--- Your objective ---
Looking at the entries underneath, work out how many lines contain "Discover". Write only that number.

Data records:
◆ ◆ ◆ ◆ ◆

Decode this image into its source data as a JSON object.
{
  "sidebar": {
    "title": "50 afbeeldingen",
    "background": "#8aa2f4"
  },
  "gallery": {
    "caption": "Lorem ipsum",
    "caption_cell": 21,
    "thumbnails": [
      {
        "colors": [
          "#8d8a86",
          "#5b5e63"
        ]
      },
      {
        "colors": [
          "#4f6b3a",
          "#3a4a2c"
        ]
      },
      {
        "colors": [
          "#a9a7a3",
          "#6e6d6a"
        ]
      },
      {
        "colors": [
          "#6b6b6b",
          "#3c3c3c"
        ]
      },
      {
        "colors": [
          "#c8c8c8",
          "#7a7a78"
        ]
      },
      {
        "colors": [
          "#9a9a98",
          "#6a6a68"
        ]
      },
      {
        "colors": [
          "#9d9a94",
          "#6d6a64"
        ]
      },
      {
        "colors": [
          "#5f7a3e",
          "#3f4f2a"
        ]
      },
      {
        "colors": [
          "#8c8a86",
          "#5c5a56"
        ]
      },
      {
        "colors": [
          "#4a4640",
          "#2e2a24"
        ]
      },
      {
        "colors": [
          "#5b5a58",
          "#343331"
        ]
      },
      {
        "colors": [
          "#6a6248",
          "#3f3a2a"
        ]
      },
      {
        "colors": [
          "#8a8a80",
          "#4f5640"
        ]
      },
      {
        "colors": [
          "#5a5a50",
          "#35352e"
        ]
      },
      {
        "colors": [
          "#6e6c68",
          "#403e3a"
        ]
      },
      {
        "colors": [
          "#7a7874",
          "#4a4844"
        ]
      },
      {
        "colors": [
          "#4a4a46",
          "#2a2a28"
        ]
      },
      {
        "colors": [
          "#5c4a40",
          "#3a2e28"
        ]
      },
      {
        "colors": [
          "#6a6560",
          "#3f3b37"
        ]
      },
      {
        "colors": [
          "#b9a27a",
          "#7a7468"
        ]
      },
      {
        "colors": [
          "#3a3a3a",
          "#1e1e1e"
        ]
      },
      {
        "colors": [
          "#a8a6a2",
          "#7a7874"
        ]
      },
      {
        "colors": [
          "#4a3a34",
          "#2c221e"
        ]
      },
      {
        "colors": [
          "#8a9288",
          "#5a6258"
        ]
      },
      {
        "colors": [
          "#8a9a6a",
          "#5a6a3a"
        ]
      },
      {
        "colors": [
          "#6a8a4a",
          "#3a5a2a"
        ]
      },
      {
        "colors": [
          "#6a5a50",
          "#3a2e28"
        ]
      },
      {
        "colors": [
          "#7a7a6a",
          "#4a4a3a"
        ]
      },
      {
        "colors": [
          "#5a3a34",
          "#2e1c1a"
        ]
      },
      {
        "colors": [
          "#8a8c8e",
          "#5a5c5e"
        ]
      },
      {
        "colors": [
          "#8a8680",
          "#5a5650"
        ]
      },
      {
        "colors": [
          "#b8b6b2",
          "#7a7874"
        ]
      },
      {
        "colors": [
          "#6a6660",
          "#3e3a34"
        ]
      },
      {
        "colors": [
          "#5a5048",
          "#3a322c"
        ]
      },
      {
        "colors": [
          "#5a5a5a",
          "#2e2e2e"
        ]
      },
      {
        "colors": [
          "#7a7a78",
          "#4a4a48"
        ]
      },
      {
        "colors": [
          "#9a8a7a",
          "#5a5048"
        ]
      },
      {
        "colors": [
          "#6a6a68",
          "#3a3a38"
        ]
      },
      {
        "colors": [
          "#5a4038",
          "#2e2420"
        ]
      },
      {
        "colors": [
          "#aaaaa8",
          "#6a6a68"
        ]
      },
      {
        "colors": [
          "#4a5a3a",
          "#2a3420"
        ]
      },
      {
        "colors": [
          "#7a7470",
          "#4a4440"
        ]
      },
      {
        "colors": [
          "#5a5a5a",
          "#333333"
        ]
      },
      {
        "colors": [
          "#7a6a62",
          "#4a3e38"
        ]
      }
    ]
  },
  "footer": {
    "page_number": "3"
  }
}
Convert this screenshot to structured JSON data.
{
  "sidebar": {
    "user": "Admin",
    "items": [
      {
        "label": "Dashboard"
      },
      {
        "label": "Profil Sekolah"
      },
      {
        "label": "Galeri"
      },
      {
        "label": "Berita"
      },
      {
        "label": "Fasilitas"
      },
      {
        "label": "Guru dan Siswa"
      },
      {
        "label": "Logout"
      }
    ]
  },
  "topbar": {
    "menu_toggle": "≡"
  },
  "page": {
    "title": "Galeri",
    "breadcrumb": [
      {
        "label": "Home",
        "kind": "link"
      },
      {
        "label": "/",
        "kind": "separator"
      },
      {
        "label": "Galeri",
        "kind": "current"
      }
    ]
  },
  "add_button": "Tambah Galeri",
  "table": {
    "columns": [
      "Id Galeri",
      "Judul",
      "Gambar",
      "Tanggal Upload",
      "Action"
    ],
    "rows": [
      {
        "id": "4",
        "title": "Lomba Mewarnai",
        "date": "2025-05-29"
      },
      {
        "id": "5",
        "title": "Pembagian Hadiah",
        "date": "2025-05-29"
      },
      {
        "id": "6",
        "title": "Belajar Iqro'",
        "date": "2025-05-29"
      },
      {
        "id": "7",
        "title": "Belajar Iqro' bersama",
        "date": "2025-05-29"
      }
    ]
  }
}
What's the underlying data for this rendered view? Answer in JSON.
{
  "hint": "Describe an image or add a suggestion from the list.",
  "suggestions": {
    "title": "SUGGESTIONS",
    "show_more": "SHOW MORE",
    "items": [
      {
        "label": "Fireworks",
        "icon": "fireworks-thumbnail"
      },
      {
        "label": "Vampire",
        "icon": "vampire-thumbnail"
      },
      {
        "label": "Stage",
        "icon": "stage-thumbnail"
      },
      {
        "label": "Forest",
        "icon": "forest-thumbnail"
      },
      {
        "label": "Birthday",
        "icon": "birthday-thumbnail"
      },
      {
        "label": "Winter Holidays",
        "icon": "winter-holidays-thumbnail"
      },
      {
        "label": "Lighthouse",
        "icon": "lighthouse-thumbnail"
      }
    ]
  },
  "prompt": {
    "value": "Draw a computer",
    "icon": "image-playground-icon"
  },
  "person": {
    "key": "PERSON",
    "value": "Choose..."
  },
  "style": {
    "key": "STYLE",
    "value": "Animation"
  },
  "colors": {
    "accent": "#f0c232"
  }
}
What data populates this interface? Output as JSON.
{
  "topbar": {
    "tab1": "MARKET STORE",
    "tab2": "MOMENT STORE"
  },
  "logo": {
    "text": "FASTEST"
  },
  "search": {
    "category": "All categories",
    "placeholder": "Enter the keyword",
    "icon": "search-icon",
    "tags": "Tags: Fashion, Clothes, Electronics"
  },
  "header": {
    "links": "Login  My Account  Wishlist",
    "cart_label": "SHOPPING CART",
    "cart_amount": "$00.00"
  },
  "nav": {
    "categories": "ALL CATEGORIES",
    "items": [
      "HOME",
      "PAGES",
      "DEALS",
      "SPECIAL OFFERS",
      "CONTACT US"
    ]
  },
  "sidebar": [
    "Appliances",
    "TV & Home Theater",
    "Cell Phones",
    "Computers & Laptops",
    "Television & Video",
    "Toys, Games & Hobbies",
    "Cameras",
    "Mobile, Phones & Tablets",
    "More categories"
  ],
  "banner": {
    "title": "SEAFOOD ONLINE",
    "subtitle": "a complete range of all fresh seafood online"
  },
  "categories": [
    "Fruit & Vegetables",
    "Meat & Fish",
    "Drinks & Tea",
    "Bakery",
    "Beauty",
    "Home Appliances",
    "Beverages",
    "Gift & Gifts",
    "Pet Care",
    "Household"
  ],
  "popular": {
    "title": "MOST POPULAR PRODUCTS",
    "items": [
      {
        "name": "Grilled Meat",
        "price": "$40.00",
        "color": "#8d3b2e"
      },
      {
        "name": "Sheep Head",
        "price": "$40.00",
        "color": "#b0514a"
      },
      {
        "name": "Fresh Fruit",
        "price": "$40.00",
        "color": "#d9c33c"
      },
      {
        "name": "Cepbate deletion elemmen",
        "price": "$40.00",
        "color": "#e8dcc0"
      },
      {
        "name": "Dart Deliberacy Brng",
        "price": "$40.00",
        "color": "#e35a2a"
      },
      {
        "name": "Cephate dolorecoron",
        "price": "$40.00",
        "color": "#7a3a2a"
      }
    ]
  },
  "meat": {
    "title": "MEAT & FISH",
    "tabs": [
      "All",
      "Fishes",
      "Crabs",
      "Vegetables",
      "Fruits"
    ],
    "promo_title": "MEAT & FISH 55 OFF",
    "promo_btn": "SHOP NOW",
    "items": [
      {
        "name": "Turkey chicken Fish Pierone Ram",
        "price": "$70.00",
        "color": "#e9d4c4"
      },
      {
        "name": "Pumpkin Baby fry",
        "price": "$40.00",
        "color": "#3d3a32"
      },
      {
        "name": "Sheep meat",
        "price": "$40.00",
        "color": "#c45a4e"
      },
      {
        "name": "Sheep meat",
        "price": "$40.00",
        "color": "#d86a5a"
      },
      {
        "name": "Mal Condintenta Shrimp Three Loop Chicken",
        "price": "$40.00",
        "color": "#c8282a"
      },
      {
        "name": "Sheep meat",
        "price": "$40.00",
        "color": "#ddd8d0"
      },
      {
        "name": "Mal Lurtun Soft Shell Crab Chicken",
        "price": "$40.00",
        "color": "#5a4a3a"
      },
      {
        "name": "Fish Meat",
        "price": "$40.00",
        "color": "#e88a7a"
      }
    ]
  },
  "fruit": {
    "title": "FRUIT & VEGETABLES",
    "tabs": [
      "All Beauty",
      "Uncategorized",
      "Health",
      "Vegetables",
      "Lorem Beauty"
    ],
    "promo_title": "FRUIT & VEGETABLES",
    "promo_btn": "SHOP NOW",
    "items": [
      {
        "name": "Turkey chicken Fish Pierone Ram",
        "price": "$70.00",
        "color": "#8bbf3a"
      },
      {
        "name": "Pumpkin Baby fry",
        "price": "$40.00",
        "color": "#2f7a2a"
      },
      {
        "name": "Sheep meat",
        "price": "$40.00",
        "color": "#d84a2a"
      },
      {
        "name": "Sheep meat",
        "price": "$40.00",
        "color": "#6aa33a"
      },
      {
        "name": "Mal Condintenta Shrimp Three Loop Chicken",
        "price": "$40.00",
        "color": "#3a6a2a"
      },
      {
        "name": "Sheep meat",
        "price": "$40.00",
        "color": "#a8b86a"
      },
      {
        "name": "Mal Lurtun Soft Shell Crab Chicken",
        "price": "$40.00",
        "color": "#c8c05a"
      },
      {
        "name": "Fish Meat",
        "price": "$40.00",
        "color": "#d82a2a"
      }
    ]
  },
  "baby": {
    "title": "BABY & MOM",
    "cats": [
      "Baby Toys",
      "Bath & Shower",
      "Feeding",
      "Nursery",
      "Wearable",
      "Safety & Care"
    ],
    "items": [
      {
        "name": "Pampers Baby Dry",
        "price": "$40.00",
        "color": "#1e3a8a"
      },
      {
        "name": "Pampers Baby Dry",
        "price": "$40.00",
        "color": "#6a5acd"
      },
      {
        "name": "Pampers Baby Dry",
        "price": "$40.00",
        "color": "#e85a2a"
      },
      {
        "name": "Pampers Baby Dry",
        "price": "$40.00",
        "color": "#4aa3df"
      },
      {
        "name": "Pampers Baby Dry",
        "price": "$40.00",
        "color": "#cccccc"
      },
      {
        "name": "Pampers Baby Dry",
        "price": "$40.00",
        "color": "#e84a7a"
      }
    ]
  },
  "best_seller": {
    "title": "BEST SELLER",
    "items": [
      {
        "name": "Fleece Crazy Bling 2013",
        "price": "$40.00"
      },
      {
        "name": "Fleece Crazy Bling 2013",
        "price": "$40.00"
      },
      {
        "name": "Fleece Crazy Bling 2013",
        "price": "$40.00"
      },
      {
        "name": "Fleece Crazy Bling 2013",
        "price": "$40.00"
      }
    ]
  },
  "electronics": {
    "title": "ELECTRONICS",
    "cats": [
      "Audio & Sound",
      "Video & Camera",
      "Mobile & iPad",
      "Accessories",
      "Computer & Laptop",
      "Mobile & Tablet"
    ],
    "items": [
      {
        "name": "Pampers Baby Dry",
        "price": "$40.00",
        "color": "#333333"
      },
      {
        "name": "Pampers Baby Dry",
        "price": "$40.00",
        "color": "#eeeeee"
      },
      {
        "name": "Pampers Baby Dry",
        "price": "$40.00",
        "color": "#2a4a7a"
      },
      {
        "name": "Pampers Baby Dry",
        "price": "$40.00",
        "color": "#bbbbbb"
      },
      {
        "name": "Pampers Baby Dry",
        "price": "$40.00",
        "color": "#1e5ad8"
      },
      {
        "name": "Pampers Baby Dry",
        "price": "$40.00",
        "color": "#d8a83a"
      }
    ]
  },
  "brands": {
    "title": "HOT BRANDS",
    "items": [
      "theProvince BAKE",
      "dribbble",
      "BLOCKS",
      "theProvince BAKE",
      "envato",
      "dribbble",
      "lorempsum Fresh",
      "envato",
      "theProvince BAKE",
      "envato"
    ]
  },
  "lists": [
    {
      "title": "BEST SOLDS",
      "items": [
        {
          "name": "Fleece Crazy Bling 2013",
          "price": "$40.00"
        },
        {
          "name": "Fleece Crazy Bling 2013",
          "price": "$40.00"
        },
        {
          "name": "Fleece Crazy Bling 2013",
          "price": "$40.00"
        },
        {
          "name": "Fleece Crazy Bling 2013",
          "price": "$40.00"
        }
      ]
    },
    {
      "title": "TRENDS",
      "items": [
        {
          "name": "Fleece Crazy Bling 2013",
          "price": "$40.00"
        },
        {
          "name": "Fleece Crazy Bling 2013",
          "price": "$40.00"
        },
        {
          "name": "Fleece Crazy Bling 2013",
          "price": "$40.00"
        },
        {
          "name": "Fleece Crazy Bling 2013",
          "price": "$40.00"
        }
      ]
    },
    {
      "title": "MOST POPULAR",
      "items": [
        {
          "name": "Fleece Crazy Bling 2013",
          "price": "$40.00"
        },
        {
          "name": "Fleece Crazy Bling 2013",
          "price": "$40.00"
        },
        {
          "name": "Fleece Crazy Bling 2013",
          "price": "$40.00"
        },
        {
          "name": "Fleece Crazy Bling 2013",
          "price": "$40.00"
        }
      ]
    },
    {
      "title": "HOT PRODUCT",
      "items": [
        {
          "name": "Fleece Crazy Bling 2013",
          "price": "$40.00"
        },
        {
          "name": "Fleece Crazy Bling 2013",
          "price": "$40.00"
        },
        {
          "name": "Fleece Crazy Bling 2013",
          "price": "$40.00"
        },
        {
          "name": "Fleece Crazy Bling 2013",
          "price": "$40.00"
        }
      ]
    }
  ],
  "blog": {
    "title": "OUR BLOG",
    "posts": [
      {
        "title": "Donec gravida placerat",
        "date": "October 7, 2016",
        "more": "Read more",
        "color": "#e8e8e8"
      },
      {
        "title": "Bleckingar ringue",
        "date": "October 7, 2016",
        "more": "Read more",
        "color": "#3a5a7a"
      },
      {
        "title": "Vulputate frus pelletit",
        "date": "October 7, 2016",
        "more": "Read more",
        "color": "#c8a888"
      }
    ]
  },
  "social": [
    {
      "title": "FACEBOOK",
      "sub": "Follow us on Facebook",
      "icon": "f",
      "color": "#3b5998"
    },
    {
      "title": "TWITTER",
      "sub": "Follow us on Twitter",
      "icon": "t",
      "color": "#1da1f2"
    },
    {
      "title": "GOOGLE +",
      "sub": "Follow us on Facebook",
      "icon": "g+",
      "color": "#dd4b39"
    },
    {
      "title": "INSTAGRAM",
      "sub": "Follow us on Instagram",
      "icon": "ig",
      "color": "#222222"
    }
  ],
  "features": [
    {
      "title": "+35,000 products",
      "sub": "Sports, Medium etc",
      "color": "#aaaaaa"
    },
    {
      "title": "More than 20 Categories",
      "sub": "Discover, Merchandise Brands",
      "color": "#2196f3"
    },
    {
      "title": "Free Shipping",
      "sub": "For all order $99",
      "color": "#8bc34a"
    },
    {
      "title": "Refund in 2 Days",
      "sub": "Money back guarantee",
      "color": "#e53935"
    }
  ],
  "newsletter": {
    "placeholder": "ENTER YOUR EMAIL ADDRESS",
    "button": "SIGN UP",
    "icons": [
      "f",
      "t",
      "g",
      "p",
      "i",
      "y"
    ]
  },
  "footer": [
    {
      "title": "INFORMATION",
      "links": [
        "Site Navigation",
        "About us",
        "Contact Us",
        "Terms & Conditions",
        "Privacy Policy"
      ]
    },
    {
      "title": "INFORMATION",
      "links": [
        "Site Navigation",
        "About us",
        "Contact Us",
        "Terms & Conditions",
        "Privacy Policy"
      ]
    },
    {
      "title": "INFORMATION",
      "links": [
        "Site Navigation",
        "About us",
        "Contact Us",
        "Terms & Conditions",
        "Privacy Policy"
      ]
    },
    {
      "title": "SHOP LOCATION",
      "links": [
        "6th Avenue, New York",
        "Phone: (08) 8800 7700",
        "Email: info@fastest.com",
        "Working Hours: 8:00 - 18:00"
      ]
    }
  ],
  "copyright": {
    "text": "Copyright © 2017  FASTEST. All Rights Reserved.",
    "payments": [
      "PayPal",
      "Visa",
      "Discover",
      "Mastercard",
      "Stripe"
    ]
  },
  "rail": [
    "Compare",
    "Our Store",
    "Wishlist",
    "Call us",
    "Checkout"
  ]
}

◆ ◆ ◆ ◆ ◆

--- Exercise solution ---
2